Page and application data records:

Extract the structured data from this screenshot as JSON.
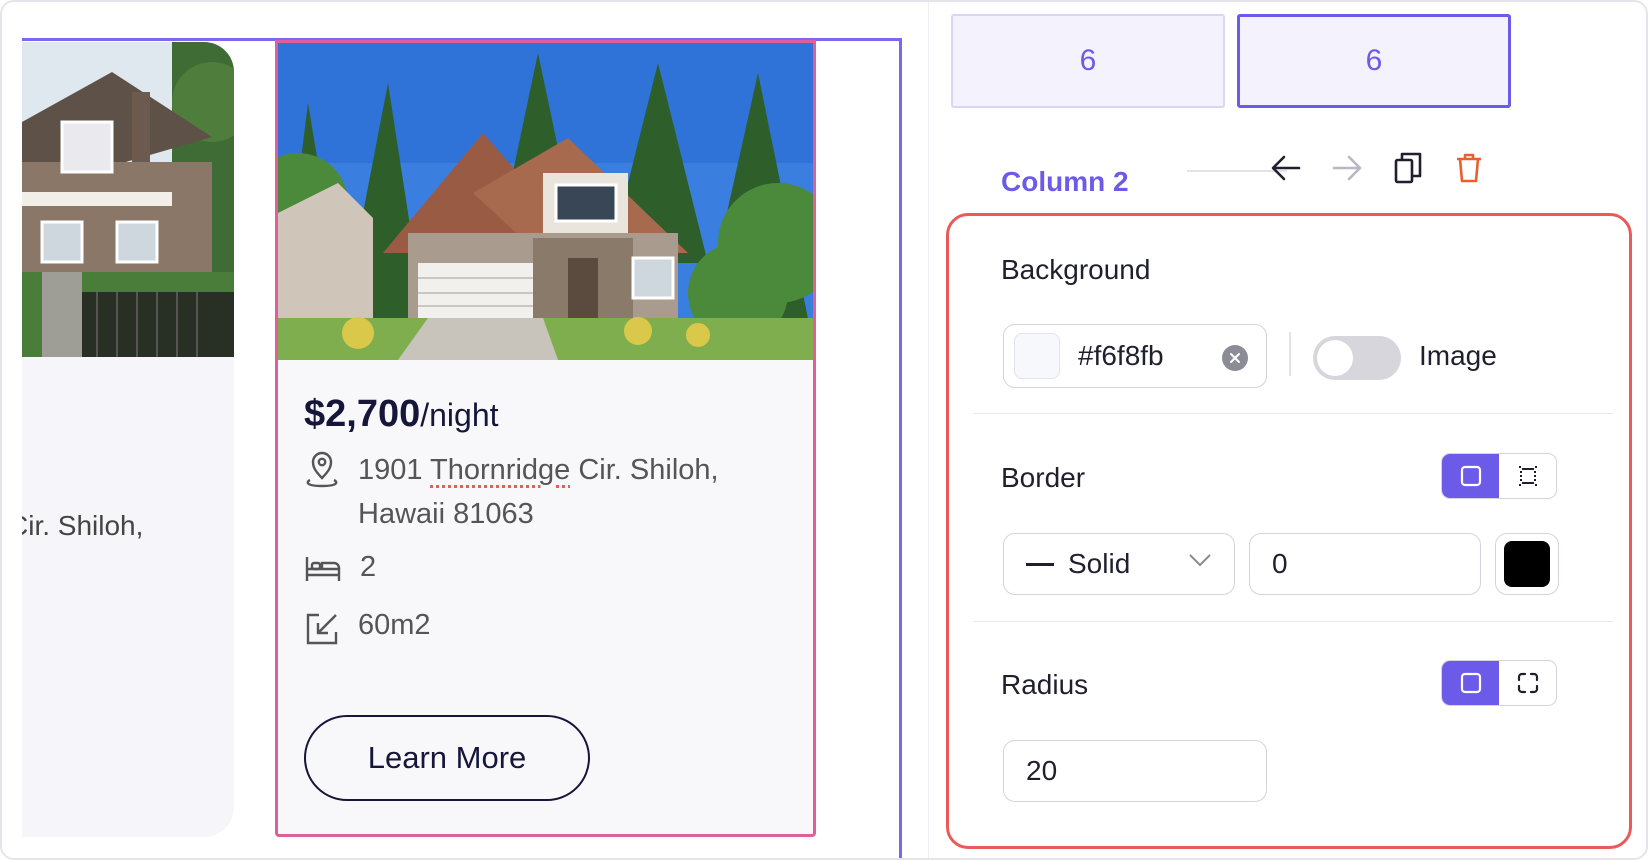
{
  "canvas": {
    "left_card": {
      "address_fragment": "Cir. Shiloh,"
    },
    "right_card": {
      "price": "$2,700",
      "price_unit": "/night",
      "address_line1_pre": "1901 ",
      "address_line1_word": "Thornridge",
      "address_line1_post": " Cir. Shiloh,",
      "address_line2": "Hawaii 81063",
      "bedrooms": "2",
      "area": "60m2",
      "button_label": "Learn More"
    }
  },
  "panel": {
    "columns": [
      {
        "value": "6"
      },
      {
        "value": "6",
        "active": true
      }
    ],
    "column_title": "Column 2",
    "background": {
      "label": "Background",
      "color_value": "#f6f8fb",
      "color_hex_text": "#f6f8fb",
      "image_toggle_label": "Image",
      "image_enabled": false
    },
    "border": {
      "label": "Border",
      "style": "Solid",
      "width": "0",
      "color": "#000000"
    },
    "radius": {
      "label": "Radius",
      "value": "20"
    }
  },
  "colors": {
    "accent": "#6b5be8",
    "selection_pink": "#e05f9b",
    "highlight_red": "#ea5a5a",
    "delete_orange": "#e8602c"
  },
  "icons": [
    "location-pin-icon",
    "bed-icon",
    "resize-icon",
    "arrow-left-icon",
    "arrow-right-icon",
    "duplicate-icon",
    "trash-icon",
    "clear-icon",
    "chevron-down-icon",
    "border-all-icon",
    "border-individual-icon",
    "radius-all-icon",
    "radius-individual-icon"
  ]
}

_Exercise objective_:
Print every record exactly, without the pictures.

_Reply to the task_:
Extract the structured data from this screenshot as JSON.
{
  "canvas": {
    "left_card": {
      "address_fragment": "Cir. Shiloh,"
    },
    "right_card": {
      "price": "$2,700",
      "price_unit": "/night",
      "address_line1_pre": "1901 ",
      "address_line1_word": "Thornridge",
      "address_line1_post": " Cir. Shiloh,",
      "address_line2": "Hawaii 81063",
      "bedrooms": "2",
      "area": "60m2",
      "button_label": "Learn More"
    }
  },
  "panel": {
    "columns": [
      {
        "value": "6"
      },
      {
        "value": "6",
        "active": true
      }
    ],
    "column_title": "Column 2",
    "background": {
      "label": "Background",
      "color_value": "#f6f8fb",
      "color_hex_text": "#f6f8fb",
      "image_toggle_label": "Image",
      "image_enabled": false
    },
    "border": {
      "label": "Border",
      "style": "Solid",
      "width": "0",
      "color": "#000000"
    },
    "radius": {
      "label": "Radius",
      "value": "20"
    }
  },
  "colors": {
    "accent": "#6b5be8",
    "selection_pink": "#e05f9b",
    "highlight_red": "#ea5a5a",
    "delete_orange": "#e8602c"
  },
  "icons": [
    "location-pin-icon",
    "bed-icon",
    "resize-icon",
    "arrow-left-icon",
    "arrow-right-icon",
    "duplicate-icon",
    "trash-icon",
    "clear-icon",
    "chevron-down-icon",
    "border-all-icon",
    "border-individual-icon",
    "radius-all-icon",
    "radius-individual-icon"
  ]
}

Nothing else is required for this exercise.